That’s how long it took me to fix the problem I caused, after crashing the production web servers for a $100M+ multi-national corporation.
And this wasn’t just a marketing site, mind you. This was *the* web presence, online catalog, parts information and primary means of contact for distributors and representatives for several of the largest and most well known brands in that company’s industry. And I crashed every last website the company had, for every brand, for 2 hours.
It’s the year 2002. Microsoft had released their brand new .NET framework, Visual Studio and Visual Basic.NET systems. I dove in head first, setting aside my “classic” ASP (VBScript) and VB6/COM components. In a few short months, I had my first ASP.NET / VB.NET application ready to roll. It was the e-catalog for the company’s distributor and representative network. It replaced a manual upload and link process with a completely automated system that allowed product managers to log in and update the categories, products and PDF files on their own.
Less Than 30 minutes after deploying the application to the production servers, the entire suite of web sites that were hosted on those boxes were down and I was getting panicked calls from product managers and customer service reps. My boss was also getting calls from division and brand presidents / CEOs. It wasn’t a good day for me.
Those Pesky “return” Statements
I was panicked. Full on, heart attack, stomach dropping panic.
I turned to the internet to research the problem and help me solve my problem. Why were my database connections being eaten up? Why weren’t they closing, or recycling in the connection pool the way they were supposed to? I have my database connection “.close()” method right there, just like I always did in my classic ASP pages… right there, after my return statements, where I send the data back out to the page from the data access code.
Yeah, you can probably guess from that last line, that this is what my code looked like:
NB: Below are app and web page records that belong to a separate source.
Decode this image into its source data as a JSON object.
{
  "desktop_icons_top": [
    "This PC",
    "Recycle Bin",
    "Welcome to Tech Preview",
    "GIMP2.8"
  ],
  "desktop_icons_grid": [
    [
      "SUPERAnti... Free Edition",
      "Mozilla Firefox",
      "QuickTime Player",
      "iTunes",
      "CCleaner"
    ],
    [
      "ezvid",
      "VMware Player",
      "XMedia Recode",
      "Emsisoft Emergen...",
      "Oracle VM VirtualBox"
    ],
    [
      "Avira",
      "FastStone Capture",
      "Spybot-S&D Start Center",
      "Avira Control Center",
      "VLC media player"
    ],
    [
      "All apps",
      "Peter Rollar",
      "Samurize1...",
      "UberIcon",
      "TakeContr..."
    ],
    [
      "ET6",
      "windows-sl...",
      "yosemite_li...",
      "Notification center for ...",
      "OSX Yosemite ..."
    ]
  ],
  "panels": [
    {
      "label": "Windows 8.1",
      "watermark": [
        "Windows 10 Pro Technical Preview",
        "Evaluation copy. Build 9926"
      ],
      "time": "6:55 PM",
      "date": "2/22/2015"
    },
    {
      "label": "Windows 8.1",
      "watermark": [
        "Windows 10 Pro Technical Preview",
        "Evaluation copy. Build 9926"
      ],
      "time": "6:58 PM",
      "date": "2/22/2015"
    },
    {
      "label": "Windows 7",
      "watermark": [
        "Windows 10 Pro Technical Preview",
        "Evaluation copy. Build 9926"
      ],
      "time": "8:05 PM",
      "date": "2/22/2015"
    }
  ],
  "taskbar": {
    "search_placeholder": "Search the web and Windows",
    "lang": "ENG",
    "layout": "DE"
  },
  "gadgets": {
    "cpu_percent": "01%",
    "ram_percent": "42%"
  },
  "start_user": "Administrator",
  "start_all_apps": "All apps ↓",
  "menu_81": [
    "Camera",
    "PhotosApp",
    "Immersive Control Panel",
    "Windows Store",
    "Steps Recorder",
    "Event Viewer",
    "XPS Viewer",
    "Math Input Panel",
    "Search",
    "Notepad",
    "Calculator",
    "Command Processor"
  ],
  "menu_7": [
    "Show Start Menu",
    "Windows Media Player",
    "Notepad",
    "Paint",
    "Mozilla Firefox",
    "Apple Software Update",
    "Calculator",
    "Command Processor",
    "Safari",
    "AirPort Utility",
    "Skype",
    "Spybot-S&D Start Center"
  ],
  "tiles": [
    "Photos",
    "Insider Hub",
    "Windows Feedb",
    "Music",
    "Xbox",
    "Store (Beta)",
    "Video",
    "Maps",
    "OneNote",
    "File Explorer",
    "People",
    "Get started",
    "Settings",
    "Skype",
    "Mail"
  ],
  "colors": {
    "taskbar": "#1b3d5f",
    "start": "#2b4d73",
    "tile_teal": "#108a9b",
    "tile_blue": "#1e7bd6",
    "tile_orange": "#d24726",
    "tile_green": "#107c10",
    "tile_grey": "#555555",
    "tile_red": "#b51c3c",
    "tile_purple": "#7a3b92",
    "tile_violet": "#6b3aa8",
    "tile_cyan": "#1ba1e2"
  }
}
Oh, the horror when after nearly an hour and a half of searching, I found out that the “return” statement in VB.NET immediately exits the function where it is. How stupid is that? VB6 didn’t do it that way. VBScript (at the time) didn’t do it that way. Why would they change that in VB.NET?! I was horrified! But I was also under the gun to fix it, so I found every database connection “.close()” call and moved them one line above the return statement.
I deployed. It worked. The sites came back up and I slowly started to breathe.
And then my boss called me in to his office…
I sat down and looked at my boss, door closed behind us. I was ready to get fired.
He sat there and looked at me for a moment before asking if the sites were back up. Then he told me how many angry phone calls the customer service reps had received, how many bids we had lost because our reps and distributors couldn’t get the information they needed, and he gave an estimate of the money that we lost in the down time. it was more money than I would make in the next 2 months of work.
Then he asked me what I did wrong and what I learned from the problems and solutions. He wanted to know if I was going to make that mistake again and how I could avoid similar problems in the future.
Lastly – and quite shockingly to me – he told me how the CEO of the company was known to make mistakes of that caliber … every day… and that, while I had caused a lot of damage for a short period of time, it would be washed out by the end of the month.
The important lesson, he told me, was that I owned up to the mistake, dug in and fixed it, and learned how to avoid the problem in the future. I was, in his mind, a better developer at the end of that day. I had survived a catastrophic crash of my own making and I had fixed the problem, learning some very valuable lessons in business down time and in code that day.
Fail Your Way To Success
I’ll never forget that lesson. I was 23 years old, running the public web sites for multiple brands inside of a $100M+ manufacturing company. And my boss taught that that it’s ok to make mistakes – even big ones – as long as we can recover from them and learn from them
He taught me that we don’t need to be afraid of making mistakes. Rather, we need to be afraid of not learning from them.